NREL's photovoltaics efforts are extensive, activities within the Chemistry and Nanoscience Center are funded by the Department of Energy's Office of Basic Energy Science and Office of Energy Efficiency and Renewable Energy.
Specific areas of active research include:
We develop and apply new absorber, contact, and barrier materials to advance the device performance and lifetime of organic solar cells. We have had an ongoing focus on developing new contact materials and device architectures. We continue to develop new electron/hole contact layers for increased lifetime and device performance, and tools for the intelligent design and synthesis of new absorber/donor materials. And we have developed a combinatorial degradation system that allows us to measure lifetime of thin-film devices under light, at different substrate temperatures, with or without filters or under different duty cycles. Learn more about NREL's research on organic PV.
We are seeking to make perovskite solar cells a viable technology by focusing on its efficiency, stability, and scaling. Our research is currently focused in several areas, including 1) ultrahigh-efficiency and low-cost polycrystalline halide perovskite thin-film solar cells; 2) electronic energy level alignment at the carbon nanotube/organic metal halide perovskite interface; and 3) stable perovskite solar cells via chemical vapor deposition. Learn more about NREL's research on perovskite solar cells.
Quantum Dot Solar Cells
Center for Advanced Solar Photophysics
Quantum Dot Solar Cells are researched in the Center for Advanced Solar Photophysics (CASP). The CASP effort at NREL has focused on advanced concepts for next-generation PV devices based on multiple exciton generation (MEG) or carrier multiplication, Auger upconversion, as well as multijunction PV and solar luminescent concentrator devices.
CASP focuses on new technology that can surpass the efficiency of current systems. Many of these processes involve the unique photophysics found in quantum-confined colloidal nanocrystals. Thus, efforts also focus on understanding nanocrystal surfaces, transport in quantum dot (QD) arrays, and optoelectronic properties of materials.
MEG is a process similar to impact ionization, where one photon can generate multiple excitons or charge carriers in a material. The photon must have sufficient energy (generally more than twice the bandgap energy) and upon absorption, it creates multiple electrons and holes—which thereby increase the amount of current that the PV device produces compared to conventional solar cells. Colloidal QDs of PbSe were used in the first measurements and devices displaying this effect. Current efforts are aimed at exploiting the dimensionality, surfaces, and interfaces in nanomaterials to further increase the efficiency of the process.
MEG enables devices with power conversion efficiency of 44% compared to conventional photovoltaics where the efficiency is limited to 32% (the Shockley-Queisser limit).
Multijunction photovoltaics effectively split the solar spectrum to enable multiple absorber layers that can convert different parts of the spectrum more efficiently. Within CASP, QDs with tunable bandgap energy offer a unique platform to pair different absorber materials. PbS and PbSe have bandgap energies tunable across the 0.4- to 1.5-eV range and have been combined with solution-processed CdTe in two-terminal tandem configuration.

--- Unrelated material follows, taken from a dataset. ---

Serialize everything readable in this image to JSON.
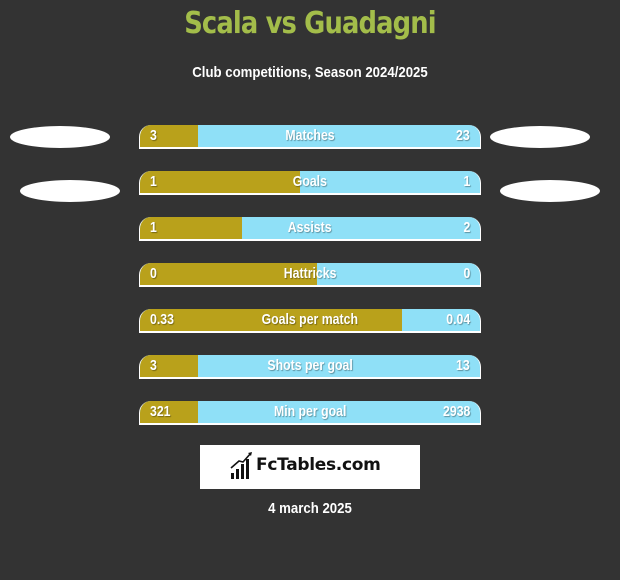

The Chemistry and Nanoscience Center is part of the Materials and Chemical Science and Technology directorate, led by Associate Laboratory Director Bill Tumas.